Skip to main content

Catalytic Foldamers: Engineering a Second Coordination
Sphere Around a Hydrogenase Mimic

Article Category

Article available in the folowing languages:

Positive host–guest enzyme relationships

Scientists developed novel supramolecular hosts for small molecular guests that mimic industrially relevant enzymes. The host structure appears to alter the properties of the guest in a tuneable way, promising exciting control over catalytic activity.

Industrial Technologies

Catalysis, the process by which the rate and thus yield over time of a reaction is increased by chemical matchmakers (catalysts), is highly important for industry. Enzymes are nature's catalysts and hydrogenases are an important class of these compounds. Hydrogenases are metalloenzymes, enzymatic proteins with tightly bound metal ions essential to their functions. The protein surrounding the metal (active) site can affect catalytic function in direct and indirect ways. Direct effects are due to covalent binding to the metal itself, forming the first coordination sphere. Indirect effects are due to non-covalent (e.g. hydrogen) bonding to the molecules (ligands) around the metal forming the second coordination sphere. Supramolecular supports may reproduce a number of second coordination sphere effects. Scientists developed supramolecular supports for molecular models of [FeFe]-hydrogenase with EU funding of the project 'Catalytic foldamers: Engineering a second coordination sphere around a hydrogenase mimic' (CATAMERS). Foldamers, molecular chains or oligomers with highly stable and predictable structures, were used as hosts for [FeFe]-hydrogenase mimics containing a diiron complex to achieve a well defined and tuneable second coordination sphere. Extensive development was required to synthesise the two new monomer units from which the foldamers were produced, one to attach the diiron complex and one to house the catalyst. This work not only led to realisation of the oligomers but also enabled the introduction of a wide variety of functional groups, paving the way for greater diversification of foldamers in the future. Interestingly, there was no evidence of hydrogen bonding between the diiron complex and the foldamers scaffold. The complex was free to turn, rotating fast enough to equilibrate each iron site with no significant distortions in the symmetry of the complex. Despite what appears to be minimal control of the foldamer scaffold, the design affects the electrochemical properties of the diiron complex as the second coordination sphere is built around it. Such activity promises great potential for fine-tuning of the reactivity of metal complexes. Dehydrogenases are used in important industrial reactions related to energy applications such as hydrogen production and methane oxidation, and CATAMERS has opened the door to development of synthetic mimics with greater efficacy at lower cost.

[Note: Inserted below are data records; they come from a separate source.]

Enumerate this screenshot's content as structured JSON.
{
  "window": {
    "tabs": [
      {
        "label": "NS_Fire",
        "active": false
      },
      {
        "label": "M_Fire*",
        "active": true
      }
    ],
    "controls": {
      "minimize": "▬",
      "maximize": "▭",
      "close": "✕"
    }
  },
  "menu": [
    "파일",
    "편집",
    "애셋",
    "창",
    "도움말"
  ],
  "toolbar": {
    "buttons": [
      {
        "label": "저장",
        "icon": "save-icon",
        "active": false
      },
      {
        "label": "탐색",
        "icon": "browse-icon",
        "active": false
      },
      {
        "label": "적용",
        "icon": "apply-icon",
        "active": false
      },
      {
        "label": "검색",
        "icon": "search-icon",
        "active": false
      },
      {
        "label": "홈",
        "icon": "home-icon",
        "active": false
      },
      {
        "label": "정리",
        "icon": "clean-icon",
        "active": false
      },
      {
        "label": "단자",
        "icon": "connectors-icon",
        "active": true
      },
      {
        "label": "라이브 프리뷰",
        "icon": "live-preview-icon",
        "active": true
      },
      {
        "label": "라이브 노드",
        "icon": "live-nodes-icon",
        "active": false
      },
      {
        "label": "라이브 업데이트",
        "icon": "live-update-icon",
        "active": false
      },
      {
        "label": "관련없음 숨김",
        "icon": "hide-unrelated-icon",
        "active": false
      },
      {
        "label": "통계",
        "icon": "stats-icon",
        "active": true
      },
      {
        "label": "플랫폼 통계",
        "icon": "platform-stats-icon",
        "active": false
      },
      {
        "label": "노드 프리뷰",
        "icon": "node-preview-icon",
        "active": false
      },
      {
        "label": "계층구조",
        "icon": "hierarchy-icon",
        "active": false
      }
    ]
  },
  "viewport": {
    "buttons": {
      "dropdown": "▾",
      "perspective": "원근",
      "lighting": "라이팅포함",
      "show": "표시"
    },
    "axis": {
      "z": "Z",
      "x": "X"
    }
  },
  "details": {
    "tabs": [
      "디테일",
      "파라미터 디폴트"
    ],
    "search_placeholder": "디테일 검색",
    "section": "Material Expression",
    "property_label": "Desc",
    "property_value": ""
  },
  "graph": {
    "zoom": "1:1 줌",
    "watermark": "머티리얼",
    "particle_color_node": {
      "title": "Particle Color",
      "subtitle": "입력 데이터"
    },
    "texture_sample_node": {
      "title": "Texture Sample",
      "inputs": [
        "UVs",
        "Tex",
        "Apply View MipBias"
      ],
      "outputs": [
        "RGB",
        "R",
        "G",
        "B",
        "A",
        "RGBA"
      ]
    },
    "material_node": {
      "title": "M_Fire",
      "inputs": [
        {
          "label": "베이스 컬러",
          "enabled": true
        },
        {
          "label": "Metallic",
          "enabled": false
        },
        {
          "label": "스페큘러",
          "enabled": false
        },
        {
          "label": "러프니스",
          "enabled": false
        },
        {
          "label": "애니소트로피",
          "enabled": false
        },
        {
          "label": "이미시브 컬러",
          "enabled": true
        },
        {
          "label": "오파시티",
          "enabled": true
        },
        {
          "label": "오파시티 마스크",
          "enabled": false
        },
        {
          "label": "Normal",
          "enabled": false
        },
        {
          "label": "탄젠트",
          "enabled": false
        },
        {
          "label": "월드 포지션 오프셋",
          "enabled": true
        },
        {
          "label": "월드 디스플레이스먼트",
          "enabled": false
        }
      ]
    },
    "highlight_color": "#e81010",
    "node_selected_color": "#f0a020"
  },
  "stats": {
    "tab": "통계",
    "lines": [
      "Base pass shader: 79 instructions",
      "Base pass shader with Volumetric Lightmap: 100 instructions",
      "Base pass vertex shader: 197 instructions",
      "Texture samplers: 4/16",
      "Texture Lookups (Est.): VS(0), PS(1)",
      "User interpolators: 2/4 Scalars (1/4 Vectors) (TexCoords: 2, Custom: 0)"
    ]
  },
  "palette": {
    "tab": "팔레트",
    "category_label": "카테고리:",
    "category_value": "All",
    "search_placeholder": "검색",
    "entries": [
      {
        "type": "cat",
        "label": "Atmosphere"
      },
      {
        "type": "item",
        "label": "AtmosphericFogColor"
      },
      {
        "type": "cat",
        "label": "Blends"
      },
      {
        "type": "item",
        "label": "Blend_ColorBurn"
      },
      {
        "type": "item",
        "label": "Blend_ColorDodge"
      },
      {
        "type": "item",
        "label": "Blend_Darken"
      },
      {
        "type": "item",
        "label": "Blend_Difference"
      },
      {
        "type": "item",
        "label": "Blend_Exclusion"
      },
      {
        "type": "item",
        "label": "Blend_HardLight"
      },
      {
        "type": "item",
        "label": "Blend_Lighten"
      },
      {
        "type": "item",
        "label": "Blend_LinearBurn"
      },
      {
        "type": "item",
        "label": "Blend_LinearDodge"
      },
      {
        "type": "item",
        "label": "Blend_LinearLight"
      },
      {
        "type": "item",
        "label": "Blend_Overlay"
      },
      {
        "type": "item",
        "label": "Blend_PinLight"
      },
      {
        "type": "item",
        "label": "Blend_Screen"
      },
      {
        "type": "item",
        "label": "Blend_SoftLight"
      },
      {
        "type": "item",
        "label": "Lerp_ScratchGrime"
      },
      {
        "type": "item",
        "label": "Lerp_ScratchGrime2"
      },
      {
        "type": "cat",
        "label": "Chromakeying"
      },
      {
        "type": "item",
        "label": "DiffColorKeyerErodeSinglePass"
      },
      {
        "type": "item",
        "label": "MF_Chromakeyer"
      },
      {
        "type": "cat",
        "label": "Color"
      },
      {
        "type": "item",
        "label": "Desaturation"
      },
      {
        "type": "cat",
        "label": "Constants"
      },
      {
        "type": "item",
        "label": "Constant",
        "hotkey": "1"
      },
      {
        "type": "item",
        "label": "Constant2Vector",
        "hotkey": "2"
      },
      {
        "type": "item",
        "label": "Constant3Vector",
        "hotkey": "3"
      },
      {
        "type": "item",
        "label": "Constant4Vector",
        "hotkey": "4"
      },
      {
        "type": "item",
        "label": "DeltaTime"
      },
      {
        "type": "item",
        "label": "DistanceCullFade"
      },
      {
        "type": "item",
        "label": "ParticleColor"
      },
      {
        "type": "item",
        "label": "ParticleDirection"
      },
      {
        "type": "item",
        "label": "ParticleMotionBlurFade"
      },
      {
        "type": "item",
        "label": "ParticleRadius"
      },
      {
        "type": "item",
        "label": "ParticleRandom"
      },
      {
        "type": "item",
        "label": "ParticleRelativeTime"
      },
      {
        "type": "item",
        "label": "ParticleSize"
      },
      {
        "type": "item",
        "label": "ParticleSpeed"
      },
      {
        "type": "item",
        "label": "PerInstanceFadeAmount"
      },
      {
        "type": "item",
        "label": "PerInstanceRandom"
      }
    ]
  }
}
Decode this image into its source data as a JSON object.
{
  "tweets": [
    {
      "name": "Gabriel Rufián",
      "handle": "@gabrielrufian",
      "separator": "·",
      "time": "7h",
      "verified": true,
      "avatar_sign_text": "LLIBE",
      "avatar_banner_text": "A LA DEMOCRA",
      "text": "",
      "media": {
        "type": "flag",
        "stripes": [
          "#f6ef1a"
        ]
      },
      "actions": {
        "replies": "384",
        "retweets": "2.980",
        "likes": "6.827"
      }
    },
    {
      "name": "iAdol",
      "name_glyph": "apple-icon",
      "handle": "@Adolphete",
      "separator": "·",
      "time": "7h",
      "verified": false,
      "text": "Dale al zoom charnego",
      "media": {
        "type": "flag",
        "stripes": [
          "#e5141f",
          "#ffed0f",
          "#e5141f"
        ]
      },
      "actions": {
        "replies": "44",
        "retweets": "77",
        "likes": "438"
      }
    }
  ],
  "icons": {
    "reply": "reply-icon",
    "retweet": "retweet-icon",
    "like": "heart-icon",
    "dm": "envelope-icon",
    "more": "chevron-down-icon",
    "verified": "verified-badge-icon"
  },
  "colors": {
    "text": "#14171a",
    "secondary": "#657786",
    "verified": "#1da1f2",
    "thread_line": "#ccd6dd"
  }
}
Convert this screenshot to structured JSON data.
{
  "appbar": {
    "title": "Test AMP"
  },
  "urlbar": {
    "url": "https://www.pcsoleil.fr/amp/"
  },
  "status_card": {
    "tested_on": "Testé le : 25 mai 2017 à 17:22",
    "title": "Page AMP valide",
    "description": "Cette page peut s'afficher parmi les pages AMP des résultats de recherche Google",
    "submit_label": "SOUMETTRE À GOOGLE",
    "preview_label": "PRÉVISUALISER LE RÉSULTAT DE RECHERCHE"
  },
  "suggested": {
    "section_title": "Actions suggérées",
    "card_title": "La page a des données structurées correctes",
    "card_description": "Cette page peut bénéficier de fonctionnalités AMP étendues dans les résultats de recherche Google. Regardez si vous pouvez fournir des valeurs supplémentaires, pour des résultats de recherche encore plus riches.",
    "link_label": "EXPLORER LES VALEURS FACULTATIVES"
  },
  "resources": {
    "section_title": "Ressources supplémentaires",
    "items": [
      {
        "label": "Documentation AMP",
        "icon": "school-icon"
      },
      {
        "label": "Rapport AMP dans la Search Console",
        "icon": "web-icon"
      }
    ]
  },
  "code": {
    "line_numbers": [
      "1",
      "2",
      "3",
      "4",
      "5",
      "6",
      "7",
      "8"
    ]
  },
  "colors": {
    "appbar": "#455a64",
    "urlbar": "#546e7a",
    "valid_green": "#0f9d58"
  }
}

Discover other articles in the same domain of application

New products and technologies
Industrial Technologies

2 February 2021

New products and technologies
Industrial Technologies

18 June 2020